Task ▸
The required output is the whole listing below, unchanged.

Listed records ▸
**********

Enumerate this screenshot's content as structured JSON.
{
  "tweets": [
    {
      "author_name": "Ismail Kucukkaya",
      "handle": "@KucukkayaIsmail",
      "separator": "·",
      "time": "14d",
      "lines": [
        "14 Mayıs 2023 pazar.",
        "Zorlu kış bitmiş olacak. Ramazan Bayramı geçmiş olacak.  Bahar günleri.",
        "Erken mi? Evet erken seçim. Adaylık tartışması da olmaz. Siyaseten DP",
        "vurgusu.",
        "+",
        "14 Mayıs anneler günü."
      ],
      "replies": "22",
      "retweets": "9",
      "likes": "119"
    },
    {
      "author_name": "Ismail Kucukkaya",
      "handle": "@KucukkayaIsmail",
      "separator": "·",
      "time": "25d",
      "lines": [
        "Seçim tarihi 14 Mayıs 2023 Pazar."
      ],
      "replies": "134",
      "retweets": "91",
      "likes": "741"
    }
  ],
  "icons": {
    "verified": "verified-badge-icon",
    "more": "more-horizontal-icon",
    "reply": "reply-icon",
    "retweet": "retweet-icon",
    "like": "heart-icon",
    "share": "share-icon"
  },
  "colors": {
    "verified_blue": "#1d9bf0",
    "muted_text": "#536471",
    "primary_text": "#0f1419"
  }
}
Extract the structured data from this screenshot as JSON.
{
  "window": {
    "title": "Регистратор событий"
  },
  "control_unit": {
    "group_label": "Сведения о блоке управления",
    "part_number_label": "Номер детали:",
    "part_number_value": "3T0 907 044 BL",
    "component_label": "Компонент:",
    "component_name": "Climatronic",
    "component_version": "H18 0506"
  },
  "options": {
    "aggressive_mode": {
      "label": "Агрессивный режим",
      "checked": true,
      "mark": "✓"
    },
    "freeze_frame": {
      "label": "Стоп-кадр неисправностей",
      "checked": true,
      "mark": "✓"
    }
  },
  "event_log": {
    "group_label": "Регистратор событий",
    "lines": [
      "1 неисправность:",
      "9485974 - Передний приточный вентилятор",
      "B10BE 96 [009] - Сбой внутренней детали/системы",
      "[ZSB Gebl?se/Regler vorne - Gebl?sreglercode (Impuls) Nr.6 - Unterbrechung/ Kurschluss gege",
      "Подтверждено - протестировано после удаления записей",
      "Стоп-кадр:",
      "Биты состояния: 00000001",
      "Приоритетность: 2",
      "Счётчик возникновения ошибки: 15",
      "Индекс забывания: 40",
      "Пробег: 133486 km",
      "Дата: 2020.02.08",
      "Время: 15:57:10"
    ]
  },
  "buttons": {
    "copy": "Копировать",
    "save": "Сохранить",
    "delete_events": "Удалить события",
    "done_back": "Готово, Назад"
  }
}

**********

Answer area ▸
Enumerate this screenshot's content as structured JSON.
{
  "tweets": [
    {
      "author_name": "Ismail Kucukkaya",
      "handle": "@KucukkayaIsmail",
      "separator": "·",
      "time": "14d",
      "lines": [
        "14 Mayıs 2023 pazar.",
        "Zorlu kış bitmiş olacak. Ramazan Bayramı geçmiş olacak.  Bahar günleri.",
        "Erken mi? Evet erken seçim. Adaylık tartışması da olmaz. Siyaseten DP",
        "vurgusu.",
        "+",
        "14 Mayıs anneler günü."
      ],
      "replies": "22",
      "retweets": "9",
      "likes": "119"
    },
    {
      "author_name": "Ismail Kucukkaya",
      "handle": "@KucukkayaIsmail",
      "separator": "·",
      "time": "25d",
      "lines": [
        "Seçim tarihi 14 Mayıs 2023 Pazar."
      ],
      "replies": "134",
      "retweets": "91",
      "likes": "741"
    }
  ],
  "icons": {
    "verified": "verified-badge-icon",
    "more": "more-horizontal-icon",
    "reply": "reply-icon",
    "retweet": "retweet-icon",
    "like": "heart-icon",
    "share": "share-icon"
  },
  "colors": {
    "verified_blue": "#1d9bf0",
    "muted_text": "#536471",
    "primary_text": "#0f1419"
  }
}
Extract the structured data from this screenshot as JSON.
{
  "window": {
    "title": "Регистратор событий"
  },
  "control_unit": {
    "group_label": "Сведения о блоке управления",
    "part_number_label": "Номер детали:",
    "part_number_value": "3T0 907 044 BL",
    "component_label": "Компонент:",
    "component_name": "Climatronic",
    "component_version": "H18 0506"
  },
  "options": {
    "aggressive_mode": {
      "label": "Агрессивный режим",
      "checked": true,
      "mark": "✓"
    },
    "freeze_frame": {
      "label": "Стоп-кадр неисправностей",
      "checked": true,
      "mark": "✓"
    }
  },
  "event_log": {
    "group_label": "Регистратор событий",
    "lines": [
      "1 неисправность:",
      "9485974 - Передний приточный вентилятор",
      "B10BE 96 [009] - Сбой внутренней детали/системы",
      "[ZSB Gebl?se/Regler vorne - Gebl?sreglercode (Impuls) Nr.6 - Unterbrechung/ Kurschluss gege",
      "Подтверждено - протестировано после удаления записей",
      "Стоп-кадр:",
      "Биты состояния: 00000001",
      "Приоритетность: 2",
      "Счётчик возникновения ошибки: 15",
      "Индекс забывания: 40",
      "Пробег: 133486 km",
      "Дата: 2020.02.08",
      "Время: 15:57:10"
    ]
  },
  "buttons": {
    "copy": "Копировать",
    "save": "Сохранить",
    "delete_events": "Удалить события",
    "done_back": "Готово, Назад"
  }
}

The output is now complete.